Patrick Schoolar has coached the likes of former Ole Miss and NFL defensive lineman Channing Ward and former Mississippi State defensive back Jamerson Love when he was the head coach at Aberdeen.
Since he took over as head coach at Neshoba Central in 2016, Schoolar has gotten to watch Jarquez Hunter evolve from Hunter’s eighth grade season through now. When he talks about his senior running back/linebacker, Schoolar doesn’t downplay Hunter’s ability — or where he stacks up among the players he’s coached.
“I’ve been able to coach two SEC guys and one NFL guy, but they didn’t have what he has,” Schoolar said. “In coach talk, it’s called the dog in him. It’s always great when your quote-unquote best player is also one of your hardest workers, too. He’s not real flashy or boastful, he just shows up every day and works. The young guys see that, and the older guys do, too, and it sets a precedent. If you want to be the best player on Friday, you have to be the best player Monday through Thursday.”
The flashiest part of his game is Hunter’s offensive play. In Week 1 against Tupelo, Hunter finished with 179 yards rushing on 32 attempts and 26 yards receiving on two catches while scoring two touchdowns. Against West Lauderdale in Week 2, Hunter tallied 113 yards and three touchdowns on 17 rushes.
But Schoolar said he’s just as valuable on defense. Versus Tupelo, Hunter finished with four tackles, one sack and one forced fumble. Against West Lauderdale, Hunter scooped up a fumble and ran 47 yards to pay dirt on what Schoolar called the play of the game due to it putting the Rockets ahead by two scores, 21-7, at the time.
“Overall, he’s the best player in Mississippi, and I’ll keep saying that,” Schoolar said. “On defense he plays outside linebacker, but if (the other team) has a really good receiver we’ll line him up at cornerback. He could probably play receiver. He’s just very versatile, and he can play anywhere on the field at any time.”
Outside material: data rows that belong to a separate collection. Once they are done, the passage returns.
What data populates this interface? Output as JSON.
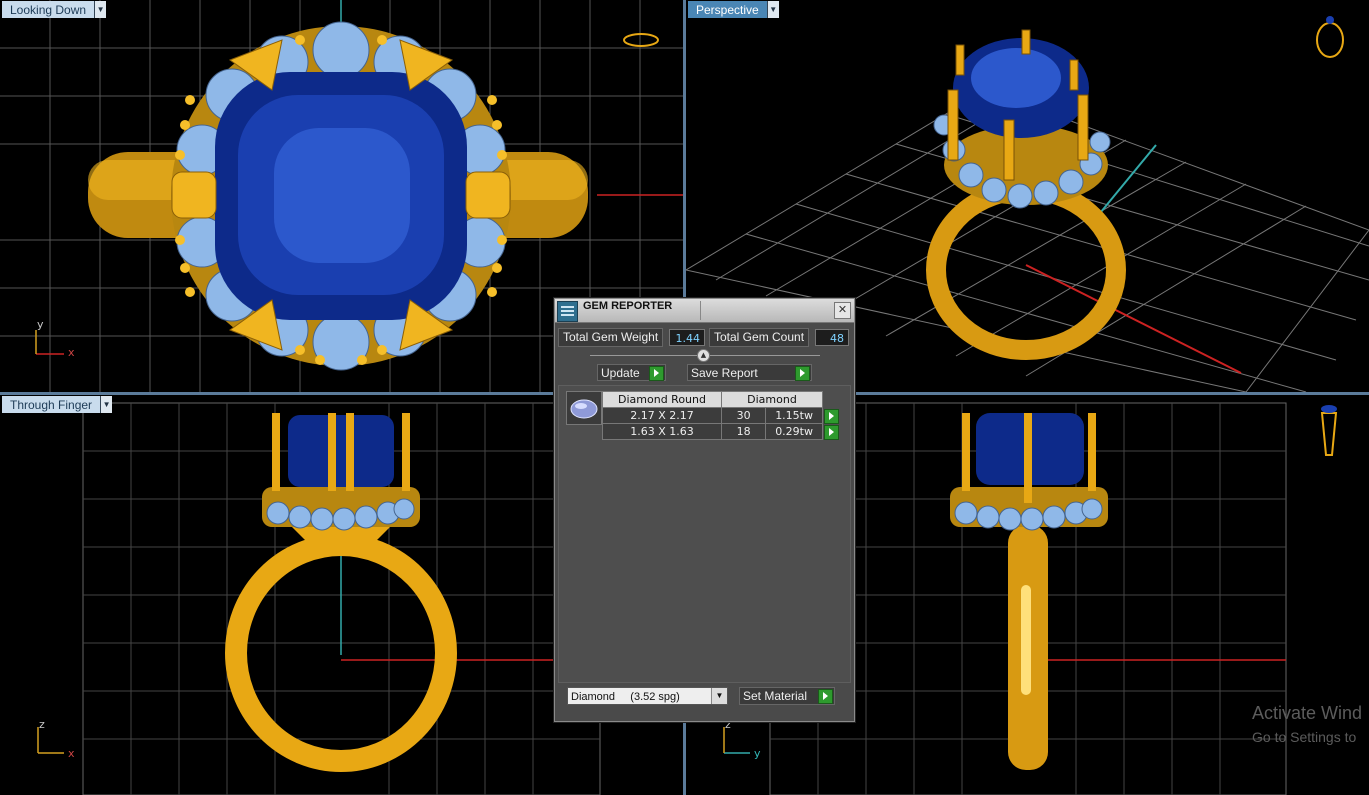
{
  "viewports": {
    "top_left": {
      "label": "Looking Down",
      "axis_h": "x",
      "axis_v": "y"
    },
    "top_right": {
      "label": "Perspective"
    },
    "bottom_left": {
      "label": "Through Finger",
      "axis_h": "x",
      "axis_v": "z"
    },
    "bottom_right": {
      "axis_h": "y",
      "axis_v": "z"
    }
  },
  "dialog": {
    "title": "GEM REPORTER",
    "close_glyph": "✕",
    "total_weight_label": "Total Gem Weight",
    "total_weight_value": "1.44",
    "total_count_label": "Total Gem Count",
    "total_count_value": "48",
    "update_label": "Update",
    "save_report_label": "Save Report",
    "table": {
      "headers": [
        "Diamond Round",
        "Diamond"
      ],
      "rows": [
        {
          "size": "2.17 X 2.17",
          "count": "30",
          "weight": "1.15tw"
        },
        {
          "size": "1.63 X 1.63",
          "count": "18",
          "weight": "0.29tw"
        }
      ]
    },
    "material_select": "Diamond     (3.52 spg)",
    "set_material_label": "Set Material"
  },
  "watermark": {
    "line1": "Activate Wind",
    "line2": "Go to Settings to"
  },
  "colors": {
    "gold": "#e8a814",
    "sapphire": "#1a3fb0",
    "diamond": "#8fb8e8",
    "grid": "#6a6a6a",
    "viewport_label": "#4a86b5",
    "go_button": "#2e9a2e"
  }
}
Hunter said he’s played both sides of the ball as long as he’s played football. On defense he’s mostly played linebacker, though he was primarily a safety his freshman year.
“I just like being out there,” Hunter said. “It doesn’t really matter to me.”
He doesn’t come out of games much, either.
“He is the ultimate competitor if there ever was one in my book,” Schoolar said. “He wants to be on the field every play, and the thing about it is, he gets mad when you take him out — and you want that. We’d love to give him a break here and there… but why?”
Though he admits to getting tired, Hunter said he’s used to the workload, and his body usually adjusts well to it as the season progresses.
“We condition in practice, and afterward I go out there and ether run the 110 (meters) or run a mile. I also drink a gallon of water a day,” Hunter explained. “At the beginning of the season I’ll get more tired, but as the season goes on I’m not as tired.”
Playing both sides of the ball also gives him an advantage when scouting the other team.
“Sometimes I can tell what the offense is going to run, like how they line up when they run the screen or how the offensive line moves when they’re running or passing,” Hunter said.
When trying to quantify how valuable Hunter is on defense, Schoolar pointed to last year’s first-round playoff game against Grenada. The Rockets trailed 21-0 at one point before cutting Grenada’s lead to 24-20 late in the third quarter. Hunter then had a 27-yard interception return for a touchdown to give Neshoba Central its first lead of the game at 26-24, which wound up being the final score. He also said Hunter’s ability on special teams is overlooked.
“He’s irreplaceable, to be honest,” Schoolar said. “I think last year he had 75 or 80 tackles and probably six picks last year, four of those pick sixes. Basically, the pick six in the playoff game against Grenada won the game. People forget about his defense and his return game. Just catching a punt is big, but he catches it and then gets 10 or 12 yards on the return, or even 40 yards. Field position is huge, and he helps us on that and then turns around and plays offense.”
While he’s willing to play anywhere, Hunter admitted there’s a unique thrill in running players over as a rusher.
“It just gets me more hyped,” Hunter said.
Not that he doesn’t enjoy making tackles as well.
“When I deliver a hit, it makes me feel good, too,” Hunter said. “Most people try to block me off the edge, but the linemen are too slow, so I can get to the quarterback, running back or whoever is carrying the ball.”